One group of dedicated and professional staff members you may not hear much about, unless there is a problem, is the school security personnel.
School security are present in most districts. They may be male or female, all shapes, sizes, genders and ethnicities. They may wear uniforms, a simple vest or just their own street clothes, and they all have one thing in common: they are there to keep students, staff and buildings safe.
They are the first ones to an emergency even before the police and fire departments arrive.
Their most important function is to listen. They listen while escorting a student to a class or to an administrator for a discipline issue. They listen while cajoling a student out of a bathroom stall who may be physically or emotionally hurting. They listen while stepping in before a verbal altercation escalates. They try to quickly find out what is going on at that moment in that student’s mind or life.
Walking a fine line between being friendly and staying professional, they can steer students in the right direction, toward counseling or maybe just a conversation with a teacher they felt was being unfair. They are not counselors, but they are a friendly ear and a consistent presence in the lives of students. In my district, they are called Youth Assistants.
School security do not just stand in hallways or help direct traffic or supervise after school events. They do their best to be a positive interaction with the children of all ages who are entrusted to their care. They are also the ones telling students to clear the halls, go to class or not talk “like that.”
They are not often rewarded with thanks or understanding. But when they see a former student who apologizes for the way they acted years earlier, or tells them that they are the reason they stayed in school and graduated, then they know at least that one student “got it.”

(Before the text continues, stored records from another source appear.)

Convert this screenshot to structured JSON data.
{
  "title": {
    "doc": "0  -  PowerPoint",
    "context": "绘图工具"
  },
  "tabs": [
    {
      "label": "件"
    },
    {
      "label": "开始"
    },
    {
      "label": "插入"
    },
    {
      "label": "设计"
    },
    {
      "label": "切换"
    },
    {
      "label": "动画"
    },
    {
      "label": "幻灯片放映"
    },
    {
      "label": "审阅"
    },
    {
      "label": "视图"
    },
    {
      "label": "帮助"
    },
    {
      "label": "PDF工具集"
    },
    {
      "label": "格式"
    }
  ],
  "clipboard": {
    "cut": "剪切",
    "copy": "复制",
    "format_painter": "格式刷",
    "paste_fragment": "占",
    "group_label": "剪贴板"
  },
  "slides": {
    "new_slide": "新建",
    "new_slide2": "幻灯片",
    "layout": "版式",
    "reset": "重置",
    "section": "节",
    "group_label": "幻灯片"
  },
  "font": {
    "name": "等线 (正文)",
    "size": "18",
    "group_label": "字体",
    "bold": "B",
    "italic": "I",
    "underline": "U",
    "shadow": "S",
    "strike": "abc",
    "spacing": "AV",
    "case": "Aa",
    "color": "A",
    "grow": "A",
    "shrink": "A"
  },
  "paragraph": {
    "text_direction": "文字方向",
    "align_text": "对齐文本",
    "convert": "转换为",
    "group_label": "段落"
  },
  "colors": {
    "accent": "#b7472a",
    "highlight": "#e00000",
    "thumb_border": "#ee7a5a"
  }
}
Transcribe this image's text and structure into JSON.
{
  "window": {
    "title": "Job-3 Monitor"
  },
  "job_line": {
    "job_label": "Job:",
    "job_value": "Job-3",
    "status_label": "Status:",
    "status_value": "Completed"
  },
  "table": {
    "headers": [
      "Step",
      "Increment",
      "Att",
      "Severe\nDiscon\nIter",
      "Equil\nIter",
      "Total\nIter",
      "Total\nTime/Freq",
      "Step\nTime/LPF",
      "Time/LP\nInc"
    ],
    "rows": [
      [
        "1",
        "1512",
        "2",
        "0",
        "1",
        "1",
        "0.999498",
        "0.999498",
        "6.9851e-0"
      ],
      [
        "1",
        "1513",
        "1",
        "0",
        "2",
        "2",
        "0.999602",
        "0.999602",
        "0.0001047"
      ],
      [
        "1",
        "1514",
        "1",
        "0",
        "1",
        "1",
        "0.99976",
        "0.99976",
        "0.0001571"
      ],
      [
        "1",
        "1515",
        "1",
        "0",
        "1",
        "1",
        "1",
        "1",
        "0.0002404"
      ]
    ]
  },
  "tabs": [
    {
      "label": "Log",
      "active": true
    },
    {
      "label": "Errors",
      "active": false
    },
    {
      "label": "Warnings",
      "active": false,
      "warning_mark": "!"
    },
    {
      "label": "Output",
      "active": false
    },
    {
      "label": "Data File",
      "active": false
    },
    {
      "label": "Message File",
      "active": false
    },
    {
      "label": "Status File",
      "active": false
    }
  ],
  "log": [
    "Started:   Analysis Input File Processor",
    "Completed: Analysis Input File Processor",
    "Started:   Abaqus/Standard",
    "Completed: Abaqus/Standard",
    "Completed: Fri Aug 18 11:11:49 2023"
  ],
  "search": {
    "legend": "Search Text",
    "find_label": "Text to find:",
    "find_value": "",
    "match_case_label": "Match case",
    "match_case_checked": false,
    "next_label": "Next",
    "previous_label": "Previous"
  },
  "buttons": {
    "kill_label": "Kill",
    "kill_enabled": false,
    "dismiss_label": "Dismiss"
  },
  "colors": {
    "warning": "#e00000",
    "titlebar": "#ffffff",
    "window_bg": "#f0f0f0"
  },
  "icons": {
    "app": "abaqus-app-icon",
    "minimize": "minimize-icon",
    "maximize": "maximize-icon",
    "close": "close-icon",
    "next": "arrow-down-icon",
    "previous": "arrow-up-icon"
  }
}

No one will ever get rich working school security, and whatever power they have is determined by the amount of support they receive from administration and families. It takes a strong person to go to work every day knowing you will probably get told off, sworn at or maybe even involved in a physical altercation. You must have a genuine love of children and an understanding that they are not usually mad at you; you just happen to be the person standing in front of them with what they may feel are unreasonable expectations when their world is falling apart.
One of my favorite quotes is, “Children need love most when they deserve it the least.”
The job of a school security guard is challenging and if things are going right, their contribution often goes unnoticed.
School security guards do not, by and large, carry weapons to maintain control of situations. They use the knowledge and experience they gained mostly on the job, and they use their voices and their listening skills because those are the tools they have and that they have honed over the years.
I have been in my district for 36 years and have spent 26 of them as a Youth Assistant. I love my job and I love my kids. I have their affection and respect because that is what I give them.